We know what you might be thinking—“A humidifier? In Tacoma? But it rains here all the time!” This is true—for the majority of the year Tacoma residents can experience a bit too much moisture. However, as spring begins, the air dries out to the point that you could very well find yourself experiencing the effects of dry air. This is particularly true indoors—where the air quality is even worse than that of outdoors, thanks to the tight, energy-efficient construction of homes today.
If you’ve never considered this indoor air quality installation, now is a great time, while humidity levels are fairly balanced. Why do we recommend a whole-home humidifier instead of a portable system? Well, simply put, a portable system cannot truly tackle the problem of dry air. At best, it’s great for a child’s bedroom to alleviate cold or allergy symptoms they may be experiencing.
Why Low Humidity in Your Home Is a Problem
The relative humidity in your home’s indoor air is measured by the percentage detailing the amount of ambient moisture that is in the air. The lower this percentage is, the drier your indoor air. Humans are most comfortable when the relative humidity level rests between 30–50%.
Anything below the 30% range means any moisture that exists will be leeched from your surroundings by the dry air. This includes your body as well—you may notice exceptionally dry skin that’s become red or itchy.
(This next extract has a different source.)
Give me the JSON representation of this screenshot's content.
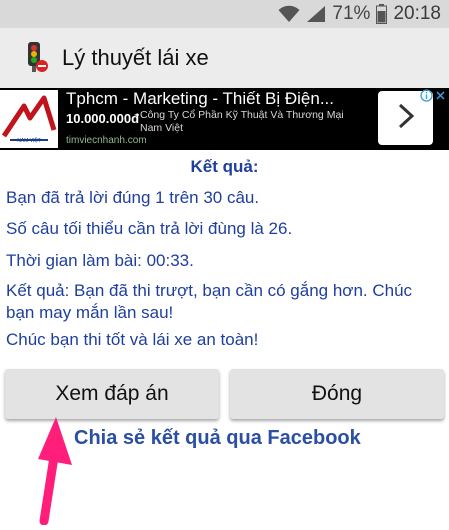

Low humidity also creates static electricity, and dries out your sinuses to make you and your family more susceptible to germs. This is particularly harmful for people with allergies and asthma.
Unfortunately, running your HVAC system only adds to the problem. Take your AC for instance—cooling your home’s indoor air causes the moisture in it to coalesce into liquid droplets, and this condensation leaves your home through a drain line. So any moisture that was in your home is not gone, leaving your home particularly dry.
The Power of a Whole-Home Humidifier
A humidifier is actually a simple system when you think about it. It consists of a wick or pad, which is fed water by a reservoir. A fan blows over the top of the pad, sending moisture through the air and the ductwork, into your heating and cooling system air.
With a whole-house system rather than a portable humidifier, the level of moisture can be adjusted to suit your specific needs, allowing you to retain comfort levels in your home no matter what the weather may be outside. A whole-house humidifier offers a number of benefits, such as:
- Fighting off static cling: Sure, this doesn’t seem like a big problem in the grand scheme of things, and can actually be pretty amusing in some cases. However, the painful feeling of being shocked gets old real quick, and a humidifier is the answer.
- Lowering the risk of illness: Dryness affects more than just the air. When you have dry air, it also sucks up moisture from your mucus membranes, making it harder for you to find off illnesses like the cold or flu.
- Healthier skin: As we mentioned above, dry air can leave your hands chapped, as well as painful. Humidifiers help cut down on irritating skin problems, and for even the healthiest person can be beneficial.